Because to Madison Square Garden Entertainment, Conlon isn’t just any mom. They had identified her and focused on her as security guards approached her on the right as he entered the lobby.
“I think it was pretty simultaneous as I walked through the metal detector what I heard on an intercom or a speakerphone,” she told NBC New York. “I heard her say, woman with long dark hair and a gray scarf.”
She said she was asked for her name and ID.
“I think they said our recognition picked you up,” Conlon said.
A sign states that facial recognition is being used as a security measure to keep guests and staff safe. Conlon says she didn’t pose a threat, but the guards kicked her out anyway, explaining that they knew she was a lawyer.
“They knew my name before I told them. They knew the company I was associated with before I told them. And they told me I wasn’t allowed to be there,” Conlon said.
Conlon is an associate of the New Jersey-based law firm Davis, Saperstein and Solomon, which has for years been involved in a personal injury case against a restaurant now owned by MSG Entertainment.
“I don’t practice in New York. I’m not an attorney working cases against MSG,” Conlon said.
But MSG said she was banned anyway — along with other attorneys at that firm and others.
“MSG has put in place a simple policy preventing attorneys who have active litigation against the company from attending events at our venues until that litigation is resolved. While we understand that this policy may disappoint some, we cannot ignore the fact that litigation creates an inherently unfavorable environment. All affected attorneys have been notified of the policy, including Davis, Saperstein and Salomon, who have been notified twice.” a spokesman for MSG Entertainment said in a statement.
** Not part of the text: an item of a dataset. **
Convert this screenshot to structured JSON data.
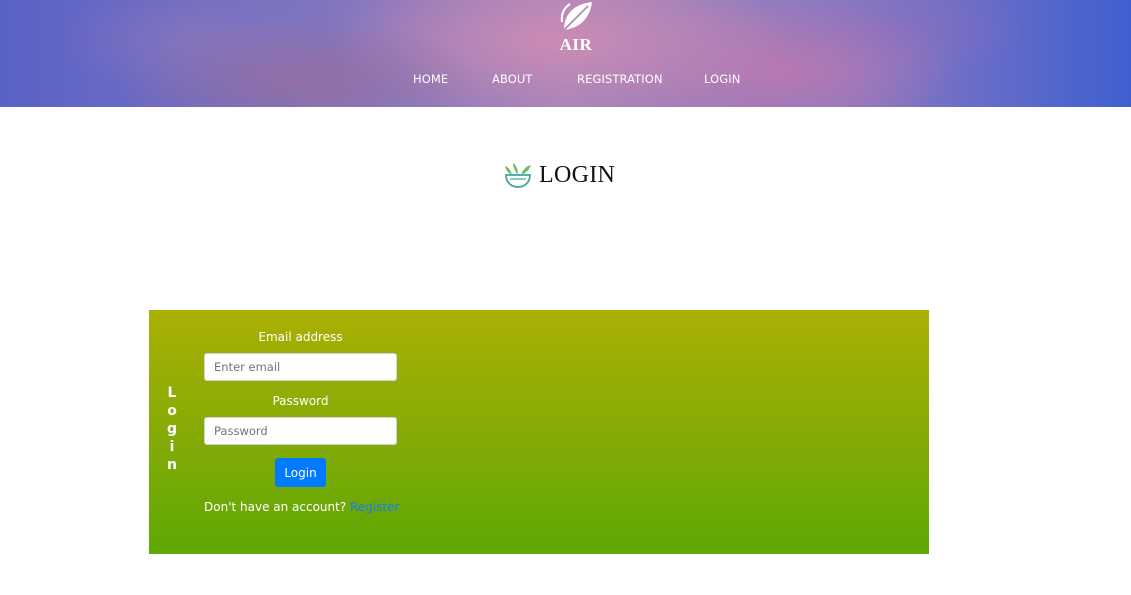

“This whole scheme is an excuse for collectively punishing opponents who would dare to sue MSG on their multi-billion dollar network,” said Sam Davis, a partner at the firm where Conlon works.
Other companies have sued for being blacklisted. Conlon said she thinks a recent judge’s decision in one of those cases made it clear that ticket holders like her “shall not be denied entry to any show.”
MSG stated, “In this particular situation, only the one attorney who chose to attend was denied entry and the rest of their group – including the Girl Scouts – were all able to attend and enjoy the show.”
“I was just a mom who took my daughter to a Christmas show,” Conlon told I-Team. “I waited outside … It was embarrassing, it was humiliating.”
Davis is now upping the legal stakes by challenging MSG’s license with the State Liquor Authority.
“The liquor license that MSG has obtained requires that they admit members of the public unless there are individuals who would be disruptive and pose a security threat,” Davis said. “To take a mother, to separate a mother from her daughter and Girl Scouts who supervised her – and to do so under the pretense of protecting disclosure of litigation information – is absolutely absurd. The fact that they use facial recognition for this is scary. It is un-American to do so.”
A spokesman for MSG reiterated in a statement that security is their top priority and that facial recognition is just one of the methods they are using. MSG Entertainment also said it is confident its policies comply with all applicable laws, including the New York State Liquor Authority.